The value of the EU production reaches

EUR 1 billion per year. 


Among the main producers of frozen vegetables in Europe are: Nomad Foods with its Birds Eye and Iglo brands and the European operations of Findus; Bonduelle accounting for 18% of the frozen vegetable market in France; Pinguin Foods from Belgium which claims to be the world’s second largest supplier of frozen vegetables; Frosta from Germany with its Pfannel label, the company accounting for 9% of the German frozen vegetables market; Virto Group – the largest producer of frozen vegetables in Spain and Green Isle Foods which is the leading supplier of frozen vegetables in Ireland.

The frozen vegetables sector has suffered

because of its mature state together with

 a perceived lack of innovation.


Thus, producers are putting more emphasis on healthy and more convenient alternatives. Innovations such as microwaveable packages is a clear indicator that this category is developing and tries to keep pace with the dynamics in consumption patterns. More emphasis on nutrient value of the frozen vegetables and releases of ethnic-inspired varieties are some of the latest hot practices.  


Private label frozen products are

becoming more and more innovative.


Innovative design is one of the main focuses used by private labels to differentiate and stand-out on an increasingly competitive market. As consumers are becoming increasingly price-savvy, cheaper retailers, discounters and private label products are on the rise. Private labels play a very significant role in Eastern Europe development of the market, as these consumers are more price-sensitive. In Poland, for instance, private labels account for almost 25% of sold frozen food. Private labels are driving an important wave of innovation, being today responsible for 43% of frozen vegetable launches.
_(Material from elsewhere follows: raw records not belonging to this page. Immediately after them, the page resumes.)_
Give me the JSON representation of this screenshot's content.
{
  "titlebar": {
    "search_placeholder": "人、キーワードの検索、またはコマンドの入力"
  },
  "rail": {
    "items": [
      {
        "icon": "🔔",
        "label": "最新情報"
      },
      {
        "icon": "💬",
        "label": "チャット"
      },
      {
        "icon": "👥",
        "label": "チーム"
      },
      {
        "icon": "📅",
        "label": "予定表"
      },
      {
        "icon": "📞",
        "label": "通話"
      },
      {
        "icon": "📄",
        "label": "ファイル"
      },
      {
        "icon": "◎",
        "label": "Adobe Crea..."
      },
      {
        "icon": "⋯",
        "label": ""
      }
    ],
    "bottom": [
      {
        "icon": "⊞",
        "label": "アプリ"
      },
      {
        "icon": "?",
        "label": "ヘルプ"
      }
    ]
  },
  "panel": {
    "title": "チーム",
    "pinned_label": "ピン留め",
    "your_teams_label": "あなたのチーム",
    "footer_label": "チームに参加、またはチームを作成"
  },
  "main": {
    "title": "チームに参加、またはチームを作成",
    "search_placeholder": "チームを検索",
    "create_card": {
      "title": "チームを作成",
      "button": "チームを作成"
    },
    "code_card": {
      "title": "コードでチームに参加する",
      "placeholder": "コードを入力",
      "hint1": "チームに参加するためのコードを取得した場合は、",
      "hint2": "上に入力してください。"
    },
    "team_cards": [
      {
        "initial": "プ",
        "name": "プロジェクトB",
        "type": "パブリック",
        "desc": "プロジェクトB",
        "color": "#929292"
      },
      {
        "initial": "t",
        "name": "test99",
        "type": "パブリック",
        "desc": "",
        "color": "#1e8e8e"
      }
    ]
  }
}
With the increasing competition from private labels, processors must try to differentiate more and by coming up with new marketing techniques, introducing new product varieties and using new processing technologies and OctoFrost is here to support this need.